Exercise for your heart, too. Exercise benefits more than just your brain—it benefits all cardiovascular health, including blood pressure and blood lipids. All the more reason to get moving!

Wednesday, August 10, 2016


Credit: jannoon028


Helping your child graduate from a pediatrician to a doctor who treats adults takes time and planning. When your child has a neurologic disorder such as Down syndrome, muscular dystrophy, or epilepsy, the process requires not just extra preparation and planning, but collaboration between neurologists and educational and community services.

To ease the transition, a multidisciplinary panel of experts released some guiding principles for child neurologists and the families in their care that may provide a framework for the transition.

Plan Ahead

Start talking about transitioning to the adult health care system before your child turns 13, the experts advise. This gives you and your child enough time to understand why a transition is necessary. It also gives your child's neurology team time to teach you and your child about your child's condition and how to manage it independently.

Be sure to ask your child's neurologist about how your child's health needs will be different when he or she becomes an adult. Ask for for tips on how your child can learn to manage his or her condition (how to take prescription medicine on time, for example) and advocate for his or her medical needs. Your neurologist should document all of these discussions so you and he or she can share them with other providers and with school and community services.

Talk to your child's neurology team about legal and insurance matters, including how your child can maintain health insurance throughout the transition and establish legal guardianship as an adult, if needed.

Check In Annually

Schedule yearly visits with your child's neurology team to discuss the transition. These visits should be in addition to regular checkups. These are opportunities to discuss your child's medical condition, current medications and side effects, any concerning symptoms, and adolescent issues, such as sexuality and abuse of drugs and alcohol. During these visits, your child's neurologist may ask you to complete a questionnaire that measures how ready you and your child are for the transition.

Find a New Care Team

It's never easy to leave a familiar doctor, and patients and parents often experience anxiety. To allay those fears, the panel recommends engaging the services of an adult health care provider one or two years before the actual transfer. Parents and caregivers should schedule preliminary visits with several providers before deciding on one.

If possible, visit a joint pediatric-adult transition clinic or consult with a transition coordinator during the planning process. Ask your child's neurologist if he or she can be available for consultation as needed following the transition. If a medical event or a lack of planning prevents you from finding a new care team by the time of the planned transition, your child's neurologist is responsible for continuing to assure your child receives adequate care, according to the panel.

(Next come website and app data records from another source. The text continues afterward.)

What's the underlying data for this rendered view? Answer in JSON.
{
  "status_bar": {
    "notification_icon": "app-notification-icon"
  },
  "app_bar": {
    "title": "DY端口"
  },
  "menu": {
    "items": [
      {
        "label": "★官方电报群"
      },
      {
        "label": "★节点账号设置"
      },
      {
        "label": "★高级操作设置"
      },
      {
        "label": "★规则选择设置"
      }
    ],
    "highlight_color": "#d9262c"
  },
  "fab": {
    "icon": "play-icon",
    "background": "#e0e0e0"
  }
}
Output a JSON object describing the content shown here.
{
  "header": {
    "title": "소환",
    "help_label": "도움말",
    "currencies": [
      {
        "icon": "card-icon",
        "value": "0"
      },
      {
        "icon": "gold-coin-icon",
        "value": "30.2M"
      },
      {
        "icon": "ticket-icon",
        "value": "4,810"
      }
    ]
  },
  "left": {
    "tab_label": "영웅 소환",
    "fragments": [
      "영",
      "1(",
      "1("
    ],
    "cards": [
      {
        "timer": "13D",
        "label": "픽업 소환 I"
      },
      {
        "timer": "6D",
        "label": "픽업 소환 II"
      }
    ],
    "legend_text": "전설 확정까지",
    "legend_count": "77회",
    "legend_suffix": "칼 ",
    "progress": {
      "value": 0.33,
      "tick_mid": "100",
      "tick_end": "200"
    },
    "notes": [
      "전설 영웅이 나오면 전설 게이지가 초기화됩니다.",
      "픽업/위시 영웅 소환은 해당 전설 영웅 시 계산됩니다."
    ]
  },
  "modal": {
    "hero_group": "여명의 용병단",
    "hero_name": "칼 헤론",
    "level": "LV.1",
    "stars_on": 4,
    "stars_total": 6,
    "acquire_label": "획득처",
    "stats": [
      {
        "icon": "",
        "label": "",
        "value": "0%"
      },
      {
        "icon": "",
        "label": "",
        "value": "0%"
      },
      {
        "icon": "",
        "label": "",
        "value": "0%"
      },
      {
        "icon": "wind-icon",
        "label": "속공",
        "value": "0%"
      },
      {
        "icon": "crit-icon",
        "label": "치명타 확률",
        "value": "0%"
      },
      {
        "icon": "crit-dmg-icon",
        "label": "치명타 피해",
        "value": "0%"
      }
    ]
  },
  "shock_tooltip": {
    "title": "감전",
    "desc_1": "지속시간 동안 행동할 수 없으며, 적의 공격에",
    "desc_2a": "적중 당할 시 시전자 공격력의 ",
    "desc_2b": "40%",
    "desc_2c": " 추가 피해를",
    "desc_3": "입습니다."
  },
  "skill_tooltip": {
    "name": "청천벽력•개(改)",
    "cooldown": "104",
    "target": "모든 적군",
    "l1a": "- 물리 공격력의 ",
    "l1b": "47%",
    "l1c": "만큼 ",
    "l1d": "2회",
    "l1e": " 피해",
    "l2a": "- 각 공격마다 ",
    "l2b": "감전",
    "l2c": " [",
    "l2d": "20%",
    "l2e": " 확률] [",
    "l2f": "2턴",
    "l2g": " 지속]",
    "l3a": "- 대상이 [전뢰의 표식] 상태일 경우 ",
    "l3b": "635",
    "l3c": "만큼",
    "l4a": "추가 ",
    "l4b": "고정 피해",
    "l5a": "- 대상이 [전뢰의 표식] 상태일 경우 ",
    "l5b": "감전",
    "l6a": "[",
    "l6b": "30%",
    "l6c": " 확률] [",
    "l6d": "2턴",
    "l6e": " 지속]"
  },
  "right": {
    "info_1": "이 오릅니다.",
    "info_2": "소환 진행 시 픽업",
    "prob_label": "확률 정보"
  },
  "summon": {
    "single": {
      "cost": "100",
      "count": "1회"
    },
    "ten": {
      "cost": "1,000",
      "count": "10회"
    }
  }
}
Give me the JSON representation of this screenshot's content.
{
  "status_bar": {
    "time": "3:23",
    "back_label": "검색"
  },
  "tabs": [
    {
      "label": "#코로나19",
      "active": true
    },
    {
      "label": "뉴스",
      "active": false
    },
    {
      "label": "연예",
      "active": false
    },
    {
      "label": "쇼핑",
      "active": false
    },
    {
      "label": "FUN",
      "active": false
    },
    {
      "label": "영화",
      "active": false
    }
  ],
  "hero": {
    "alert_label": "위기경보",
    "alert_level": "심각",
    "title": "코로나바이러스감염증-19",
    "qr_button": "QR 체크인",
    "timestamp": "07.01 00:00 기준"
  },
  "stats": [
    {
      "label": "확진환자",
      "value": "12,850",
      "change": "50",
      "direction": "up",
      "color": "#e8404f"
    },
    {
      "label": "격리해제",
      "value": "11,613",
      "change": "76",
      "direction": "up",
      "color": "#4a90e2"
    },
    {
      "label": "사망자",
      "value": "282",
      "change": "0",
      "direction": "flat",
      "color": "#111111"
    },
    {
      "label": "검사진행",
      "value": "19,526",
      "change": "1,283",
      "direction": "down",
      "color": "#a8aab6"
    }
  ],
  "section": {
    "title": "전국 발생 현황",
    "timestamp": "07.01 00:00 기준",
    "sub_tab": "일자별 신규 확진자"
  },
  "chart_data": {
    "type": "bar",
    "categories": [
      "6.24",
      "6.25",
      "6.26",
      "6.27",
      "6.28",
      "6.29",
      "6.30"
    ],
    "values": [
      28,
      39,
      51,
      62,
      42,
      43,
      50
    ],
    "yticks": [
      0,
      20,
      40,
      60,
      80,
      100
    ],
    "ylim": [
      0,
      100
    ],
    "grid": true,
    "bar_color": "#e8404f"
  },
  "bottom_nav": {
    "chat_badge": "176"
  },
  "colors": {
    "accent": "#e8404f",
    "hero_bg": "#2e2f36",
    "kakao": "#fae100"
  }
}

For more information about managing your child's transition to adulthood, visit and